on Robbins comments, Congresswoman Madeline Bordallo says, “I am disappointed by remarks made today by Tim Robbins at a campaign rally for senator Bernie Sanders that used the inability of Guam to vote for president as a political punch line,”
Guam – Guam has received national attention on its political status this past week.
At a rally for democratic presidential hopeful Bernie Sanders, actor Tim Robbins compared Hilary Clinton’s win in South Carolina to a win in Guam intimating that Guam’s vote is without worth.
Congresswoman Madeline Bordallo was not happy with the joke. She said in a statement “I am disappointed by remarks made today by Tim Robbins at a campaign rally for senator Bernie Sanders that used the inability of Guam to vote for president as a political punch line.”
Guam raised attorney Neil Weare, president of the WeThePeopleProject, an organization that is fighting for Guam’s equal voting rights,” tweeted at Tim Robbins calling for an apology, to which Robbins tweeted back saying a “sorry” was forthcoming.
Earlier today, Tim Robbins issued an apology to Guam through social media. Robbins said, “in an attempt to draw attention to the mainstream media anointing Hillary as the presumptive candidate after only 4 states had voted, I was making a joke about size and significance and I did so at your expense. For that I am truly sorry.”

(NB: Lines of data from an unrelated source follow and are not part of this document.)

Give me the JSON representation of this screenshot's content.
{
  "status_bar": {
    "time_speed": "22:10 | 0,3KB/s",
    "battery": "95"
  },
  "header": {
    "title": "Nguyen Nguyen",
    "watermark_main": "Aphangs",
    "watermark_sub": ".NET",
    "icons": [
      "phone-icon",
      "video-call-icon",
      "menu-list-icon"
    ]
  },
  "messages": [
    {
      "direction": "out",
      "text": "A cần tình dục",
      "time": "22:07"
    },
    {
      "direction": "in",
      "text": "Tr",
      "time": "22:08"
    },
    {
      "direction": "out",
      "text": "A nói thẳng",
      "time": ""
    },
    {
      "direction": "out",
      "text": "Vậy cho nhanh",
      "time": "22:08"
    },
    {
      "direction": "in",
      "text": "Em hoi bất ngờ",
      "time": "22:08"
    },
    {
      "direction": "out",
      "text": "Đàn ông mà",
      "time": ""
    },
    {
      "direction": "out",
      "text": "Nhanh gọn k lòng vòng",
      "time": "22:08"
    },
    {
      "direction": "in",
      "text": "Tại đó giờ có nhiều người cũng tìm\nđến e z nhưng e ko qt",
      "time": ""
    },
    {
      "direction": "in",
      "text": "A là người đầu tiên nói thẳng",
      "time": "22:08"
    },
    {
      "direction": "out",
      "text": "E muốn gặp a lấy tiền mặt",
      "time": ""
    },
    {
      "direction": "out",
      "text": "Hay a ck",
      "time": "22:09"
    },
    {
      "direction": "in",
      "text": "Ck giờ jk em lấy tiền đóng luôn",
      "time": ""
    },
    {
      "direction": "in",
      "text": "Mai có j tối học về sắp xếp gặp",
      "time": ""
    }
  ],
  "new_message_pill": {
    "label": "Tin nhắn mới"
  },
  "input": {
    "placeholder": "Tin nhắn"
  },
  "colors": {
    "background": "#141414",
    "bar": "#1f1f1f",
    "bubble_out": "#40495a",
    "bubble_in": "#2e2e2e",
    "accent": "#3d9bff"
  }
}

A complete 360 from his rally speech, Robbins encouraged people to visit WeThe PeopleProject and stand up for Guam’s right to vote for U.S. President.
This bit of controversy follows another argument regarding Guam’s political status this time Washington D.C. during a congressional hearing Democratic senator Elizabeth Warren, called the often times confusing inability for Guam residents to vote for president, “absurd.”
“Let’s say she moves from California to a foreign country, let’s say she goes from California to Italy, can she vote then? But if she moves from California, if she was registered to vote from California. So this US citizen from Guam can vote in California or vote in Italy but if she moves from Italy back to Guam, she still can’t vote there is that right?” said Warren. “You know I have to just say this is just absurd.”
While discussion on Guam’s equal voting rights raged on a national level, back on Guam the commission on decolonization voted to approve an education plan. The plan will aggressively educate Guam residents on all of the islands political status options while the possibility of a plebiscite vote in either 2016 or beyond looms overhead.